I started the fourth lap pretty fatigued, as seemed to be the trend. This time though, the boost I got from the gel was short-lived. By the time I finished the first climbing section, I could feel my energy level dropping and a bonk coming on. I ate my "safety" gel, and it seemed to help. On that climbing section, I made my last pass on a guy I'd been swapping spots with all day. I told him we'd probably see each other again, but we didn't. I also started having some pain in my left foot early in the lap; it turns out that I got a little blister, but it didn't bother me too much. The singletrack sections were a little dicey the last time through; I didn't have any problems, but I wasn't as focused as I should have been. Anyway, I got through the lap and finished and was happy to get off my bike.
I finished in just under 3.5 hours, which I was pretty happy with. The preliminary results showed that I finished 8th out of 11; although, there might have been a few racers still on the course. I'd hoped to place a little higher, but that's how it goes; I'm not sure what I would have done differently to improve my position.
Despite eating and drinking a lot after the race yesterday, this morning I weighed 4 pounds less than I did yesterday morning.
A squirrel sleeping on the tree outside the bedroom window.
5th anniversary picture.
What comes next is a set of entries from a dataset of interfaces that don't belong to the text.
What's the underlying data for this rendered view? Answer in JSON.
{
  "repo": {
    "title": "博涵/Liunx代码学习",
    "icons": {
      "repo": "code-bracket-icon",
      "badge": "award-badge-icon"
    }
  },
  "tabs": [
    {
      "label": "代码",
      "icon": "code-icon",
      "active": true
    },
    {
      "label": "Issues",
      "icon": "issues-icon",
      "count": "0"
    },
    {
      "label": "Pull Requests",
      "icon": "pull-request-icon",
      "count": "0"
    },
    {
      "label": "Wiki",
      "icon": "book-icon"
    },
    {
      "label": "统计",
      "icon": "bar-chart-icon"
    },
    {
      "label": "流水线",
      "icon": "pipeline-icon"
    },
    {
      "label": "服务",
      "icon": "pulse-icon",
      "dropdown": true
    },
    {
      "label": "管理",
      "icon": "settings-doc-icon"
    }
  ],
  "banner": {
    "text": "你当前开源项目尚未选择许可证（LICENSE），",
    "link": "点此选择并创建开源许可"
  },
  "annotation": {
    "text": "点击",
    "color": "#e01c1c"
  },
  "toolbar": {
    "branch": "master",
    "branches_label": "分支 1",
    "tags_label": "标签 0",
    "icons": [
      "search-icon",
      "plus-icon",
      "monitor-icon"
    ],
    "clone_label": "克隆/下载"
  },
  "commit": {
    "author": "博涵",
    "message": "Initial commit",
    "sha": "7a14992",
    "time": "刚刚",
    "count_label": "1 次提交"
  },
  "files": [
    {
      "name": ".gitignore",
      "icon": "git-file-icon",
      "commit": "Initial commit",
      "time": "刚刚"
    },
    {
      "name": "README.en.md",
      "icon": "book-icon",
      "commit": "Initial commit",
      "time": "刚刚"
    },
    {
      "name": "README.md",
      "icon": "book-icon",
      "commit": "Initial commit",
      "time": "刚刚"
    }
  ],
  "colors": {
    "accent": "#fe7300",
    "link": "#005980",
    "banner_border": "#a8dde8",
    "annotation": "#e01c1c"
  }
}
Suzie wasn't too cooperative.
Our regular crew of Mountain Rhinos at Bloomer.
Steve Balogh's picture of me at the Hines Park TT.